I picked this book up because over on the book suggestion subreddits, Haruki Murakami’s books are constantly being recommended so I figured I’d give one a try. People are constantly praising Murakami for his beautiful prose and poignant writing, two things that I tend to enjoy so I had high hopes. Unfortunately, as you’ll see, I was pretty disappointed.
At times I felt like I must be reading a different book than everyone else: The prose was fine but really nothing special. I’ve read authors who deploy metaphors and similes that light up my mind and make me pause in admiration. Instead, most of Murakami’s writing seemed to fall into the category of “invisible” prose for me, where it flows nicely but nothing really jumps out. The overall melancholy tone was good, and there were occasional moments where the prose got a little more poetic, but even then I wasn’t particularly struck by it. I also found that a lot of the dialog didn’t quite scan for me: there were a lot of what seemed like non sequiturs, which I suspect is at least partly due to something lost in the translation from Japanese to English.
I was underwhelmed by the story and characters too. The main character is just about the most boring person I can imagine, with no real goals or motivation in life, and his primary love interest is a girl who is somehow even more boring than he is. The supporting characters are at least more interesting, but one of them (the second love interest) is an embodiment of the manic pixie dream girl trope (seriously, the description at that link could have been written specifically for her, right down to the hair dye). For some reason, despite being an incredibly boring and unremarkable guy, all the female characters in the book are in love with him and think that his every banal statement is amazing. Even the most interesting character in the book, an older woman who is at the same mental institution as the main love interest, and is a lesbian (and statutory rapist of an underaged girl – which is its own can of worms), ends up sleeping with the main character at the end of the book for no apparent reason. As for the plot, it was almost nonexistent, which is unfortunately pretty typical for a “literary” novel.

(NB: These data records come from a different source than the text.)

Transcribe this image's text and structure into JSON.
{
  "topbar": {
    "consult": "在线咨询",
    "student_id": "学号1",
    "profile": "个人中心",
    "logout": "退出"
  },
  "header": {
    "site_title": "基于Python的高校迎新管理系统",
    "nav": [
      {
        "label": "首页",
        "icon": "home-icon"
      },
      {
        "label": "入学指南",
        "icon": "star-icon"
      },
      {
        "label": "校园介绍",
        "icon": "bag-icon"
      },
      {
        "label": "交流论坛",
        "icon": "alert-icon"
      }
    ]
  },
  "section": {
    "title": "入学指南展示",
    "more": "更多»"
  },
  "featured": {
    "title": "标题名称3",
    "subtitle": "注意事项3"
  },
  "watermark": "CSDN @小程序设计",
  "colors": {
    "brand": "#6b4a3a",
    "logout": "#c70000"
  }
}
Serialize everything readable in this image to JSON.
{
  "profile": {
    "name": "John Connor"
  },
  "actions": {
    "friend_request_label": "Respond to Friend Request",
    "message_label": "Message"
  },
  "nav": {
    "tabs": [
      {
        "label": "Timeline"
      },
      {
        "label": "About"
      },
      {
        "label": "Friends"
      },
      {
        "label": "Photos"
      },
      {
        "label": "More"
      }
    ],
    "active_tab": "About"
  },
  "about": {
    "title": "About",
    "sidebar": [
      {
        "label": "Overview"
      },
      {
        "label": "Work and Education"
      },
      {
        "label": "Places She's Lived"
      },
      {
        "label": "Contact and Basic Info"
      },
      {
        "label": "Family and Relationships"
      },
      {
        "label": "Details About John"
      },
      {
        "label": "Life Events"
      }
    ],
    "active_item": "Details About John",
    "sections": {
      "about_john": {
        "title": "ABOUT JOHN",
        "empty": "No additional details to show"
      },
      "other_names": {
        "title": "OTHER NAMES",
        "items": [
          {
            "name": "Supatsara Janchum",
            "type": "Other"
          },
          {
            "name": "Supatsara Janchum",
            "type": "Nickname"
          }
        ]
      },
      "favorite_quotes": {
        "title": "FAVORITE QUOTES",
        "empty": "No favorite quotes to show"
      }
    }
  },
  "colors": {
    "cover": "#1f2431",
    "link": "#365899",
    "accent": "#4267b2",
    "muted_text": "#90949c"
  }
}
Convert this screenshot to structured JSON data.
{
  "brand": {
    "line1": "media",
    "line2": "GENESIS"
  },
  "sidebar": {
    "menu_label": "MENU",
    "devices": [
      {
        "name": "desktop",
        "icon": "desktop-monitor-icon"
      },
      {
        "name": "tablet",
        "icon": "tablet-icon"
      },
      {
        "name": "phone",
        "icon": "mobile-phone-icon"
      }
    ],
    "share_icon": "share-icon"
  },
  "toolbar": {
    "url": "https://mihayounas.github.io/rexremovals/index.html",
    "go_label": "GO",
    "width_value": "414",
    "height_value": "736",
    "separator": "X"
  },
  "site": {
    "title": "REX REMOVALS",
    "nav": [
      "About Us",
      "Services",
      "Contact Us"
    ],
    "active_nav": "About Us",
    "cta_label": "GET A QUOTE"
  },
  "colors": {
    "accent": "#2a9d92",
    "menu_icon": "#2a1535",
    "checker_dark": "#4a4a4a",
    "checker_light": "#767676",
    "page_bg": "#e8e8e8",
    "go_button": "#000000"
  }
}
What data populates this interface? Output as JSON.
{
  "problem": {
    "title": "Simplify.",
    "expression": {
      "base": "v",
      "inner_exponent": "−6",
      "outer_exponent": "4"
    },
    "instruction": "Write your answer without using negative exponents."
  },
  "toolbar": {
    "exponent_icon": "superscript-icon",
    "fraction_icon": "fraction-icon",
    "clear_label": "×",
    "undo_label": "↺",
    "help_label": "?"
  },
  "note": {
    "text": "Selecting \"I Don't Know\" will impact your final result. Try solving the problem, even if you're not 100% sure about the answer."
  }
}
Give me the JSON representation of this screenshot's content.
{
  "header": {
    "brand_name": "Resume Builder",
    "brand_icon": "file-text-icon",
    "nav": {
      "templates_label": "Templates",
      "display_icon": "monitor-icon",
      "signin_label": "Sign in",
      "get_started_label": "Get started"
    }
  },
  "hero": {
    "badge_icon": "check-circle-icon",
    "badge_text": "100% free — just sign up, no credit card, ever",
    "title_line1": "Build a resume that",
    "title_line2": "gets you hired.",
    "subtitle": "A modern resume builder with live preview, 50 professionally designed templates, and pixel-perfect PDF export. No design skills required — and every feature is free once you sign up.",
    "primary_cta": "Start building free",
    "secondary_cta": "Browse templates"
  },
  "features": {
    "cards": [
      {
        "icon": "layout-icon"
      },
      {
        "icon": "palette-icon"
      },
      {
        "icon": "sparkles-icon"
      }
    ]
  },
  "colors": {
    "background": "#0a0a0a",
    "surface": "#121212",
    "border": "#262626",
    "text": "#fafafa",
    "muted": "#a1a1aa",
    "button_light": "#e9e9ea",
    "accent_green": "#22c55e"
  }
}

I guess I can see how a book about a young guy who mopes around aimlessly and yet for some reason has attractive women (of all ages and sexual orientations!) falling all over themselves to be with him might appeal to some readers, but I really don’t see why Murakami is such a literary darling known for gorgeous prose. Suffice it to say, I think this book just didn’t work for me. Maybe there is some aspect of it that went over my head that I’m not appreciating, but whatever the reason, it just didn’t connect.